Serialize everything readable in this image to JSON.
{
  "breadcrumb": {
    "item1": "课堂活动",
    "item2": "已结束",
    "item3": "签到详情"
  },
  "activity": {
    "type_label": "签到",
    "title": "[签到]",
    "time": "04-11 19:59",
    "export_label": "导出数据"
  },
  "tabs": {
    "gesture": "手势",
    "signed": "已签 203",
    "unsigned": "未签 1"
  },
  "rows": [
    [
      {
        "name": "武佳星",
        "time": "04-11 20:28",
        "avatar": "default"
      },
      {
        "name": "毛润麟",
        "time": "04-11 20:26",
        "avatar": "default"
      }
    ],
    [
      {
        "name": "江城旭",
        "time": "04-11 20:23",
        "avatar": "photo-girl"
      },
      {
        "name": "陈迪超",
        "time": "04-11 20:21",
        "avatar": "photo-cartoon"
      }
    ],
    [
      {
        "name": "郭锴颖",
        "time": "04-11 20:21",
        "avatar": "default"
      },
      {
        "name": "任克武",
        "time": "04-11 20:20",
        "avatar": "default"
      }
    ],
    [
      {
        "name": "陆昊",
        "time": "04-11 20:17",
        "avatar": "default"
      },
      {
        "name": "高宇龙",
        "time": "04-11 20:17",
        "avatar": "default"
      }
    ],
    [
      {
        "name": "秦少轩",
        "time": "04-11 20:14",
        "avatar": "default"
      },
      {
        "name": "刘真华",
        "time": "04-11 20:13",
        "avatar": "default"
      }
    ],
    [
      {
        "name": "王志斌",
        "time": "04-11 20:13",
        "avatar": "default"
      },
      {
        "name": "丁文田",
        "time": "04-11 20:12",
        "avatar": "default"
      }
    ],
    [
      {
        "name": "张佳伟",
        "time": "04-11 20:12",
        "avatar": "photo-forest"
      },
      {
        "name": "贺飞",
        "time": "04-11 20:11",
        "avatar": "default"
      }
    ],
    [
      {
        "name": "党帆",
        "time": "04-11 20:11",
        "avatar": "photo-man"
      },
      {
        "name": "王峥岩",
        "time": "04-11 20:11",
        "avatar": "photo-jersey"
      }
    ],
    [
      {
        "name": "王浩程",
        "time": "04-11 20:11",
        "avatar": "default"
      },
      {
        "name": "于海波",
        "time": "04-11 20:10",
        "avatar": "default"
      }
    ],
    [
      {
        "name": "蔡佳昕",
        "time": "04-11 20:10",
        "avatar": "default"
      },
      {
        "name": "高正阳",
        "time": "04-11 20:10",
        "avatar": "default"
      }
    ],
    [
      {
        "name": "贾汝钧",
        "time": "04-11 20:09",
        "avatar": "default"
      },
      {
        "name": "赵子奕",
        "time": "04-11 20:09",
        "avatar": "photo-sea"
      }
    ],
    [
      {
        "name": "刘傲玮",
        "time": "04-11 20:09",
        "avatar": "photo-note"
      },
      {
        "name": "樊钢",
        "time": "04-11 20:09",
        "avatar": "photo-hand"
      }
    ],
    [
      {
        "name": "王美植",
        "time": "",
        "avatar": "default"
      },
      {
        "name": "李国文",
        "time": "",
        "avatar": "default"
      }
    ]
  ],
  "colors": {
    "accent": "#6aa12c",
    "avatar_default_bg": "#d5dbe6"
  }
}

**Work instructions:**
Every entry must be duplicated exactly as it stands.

**Solution for this exercise:**
Serialize everything readable in this image to JSON.
{
  "breadcrumb": {
    "item1": "课堂活动",
    "item2": "已结束",
    "item3": "签到详情"
  },
  "activity": {
    "type_label": "签到",
    "title": "[签到]",
    "time": "04-11 19:59",
    "export_label": "导出数据"
  },
  "tabs": {
    "gesture": "手势",
    "signed": "已签 203",
    "unsigned": "未签 1"
  },
  "rows": [
    [
      {
        "name": "武佳星",
        "time": "04-11 20:28",
        "avatar": "default"
      },
      {
        "name": "毛润麟",
        "time": "04-11 20:26",
        "avatar": "default"
      }
    ],
    [
      {
        "name": "江城旭",
        "time": "04-11 20:23",
        "avatar": "photo-girl"
      },
      {
        "name": "陈迪超",
        "time": "04-11 20:21",
        "avatar": "photo-cartoon"
      }
    ],
    [
      {
        "name": "郭锴颖",
        "time": "04-11 20:21",
        "avatar": "default"
      },
      {
        "name": "任克武",
        "time": "04-11 20:20",
        "avatar": "default"
      }
    ],
    [
      {
        "name": "陆昊",
        "time": "04-11 20:17",
        "avatar": "default"
      },
      {
        "name": "高宇龙",
        "time": "04-11 20:17",
        "avatar": "default"
      }
    ],
    [
      {
        "name": "秦少轩",
        "time": "04-11 20:14",
        "avatar": "default"
      },
      {
        "name": "刘真华",
        "time": "04-11 20:13",
        "avatar": "default"
      }
    ],
    [
      {
        "name": "王志斌",
        "time": "04-11 20:13",
        "avatar": "default"
      },
      {
        "name": "丁文田",
        "time": "04-11 20:12",
        "avatar": "default"
      }
    ],
    [
      {
        "name": "张佳伟",
        "time": "04-11 20:12",
        "avatar": "photo-forest"
      },
      {
        "name": "贺飞",
        "time": "04-11 20:11",
        "avatar": "default"
      }
    ],
    [
      {
        "name": "党帆",
        "time": "04-11 20:11",
        "avatar": "photo-man"
      },
      {
        "name": "王峥岩",
        "time": "04-11 20:11",
        "avatar": "photo-jersey"
      }
    ],
    [
      {
        "name": "王浩程",
        "time": "04-11 20:11",
        "avatar": "default"
      },
      {
        "name": "于海波",
        "time": "04-11 20:10",
        "avatar": "default"
      }
    ],
    [
      {
        "name": "蔡佳昕",
        "time": "04-11 20:10",
        "avatar": "default"
      },
      {
        "name": "高正阳",
        "time": "04-11 20:10",
        "avatar": "default"
      }
    ],
    [
      {
        "name": "贾汝钧",
        "time": "04-11 20:09",
        "avatar": "default"
      },
      {
        "name": "赵子奕",
        "time": "04-11 20:09",
        "avatar": "photo-sea"
      }
    ],
    [
      {
        "name": "刘傲玮",
        "time": "04-11 20:09",
        "avatar": "photo-note"
      },
      {
        "name": "樊钢",
        "time": "04-11 20:09",
        "avatar": "photo-hand"
      }
    ],
    [
      {
        "name": "王美植",
        "time": "",
        "avatar": "default"
      },
      {
        "name": "李国文",
        "time": "",
        "avatar": "default"
      }
    ]
  ],
  "colors": {
    "accent": "#6aa12c",
    "avatar_default_bg": "#d5dbe6"
  }
}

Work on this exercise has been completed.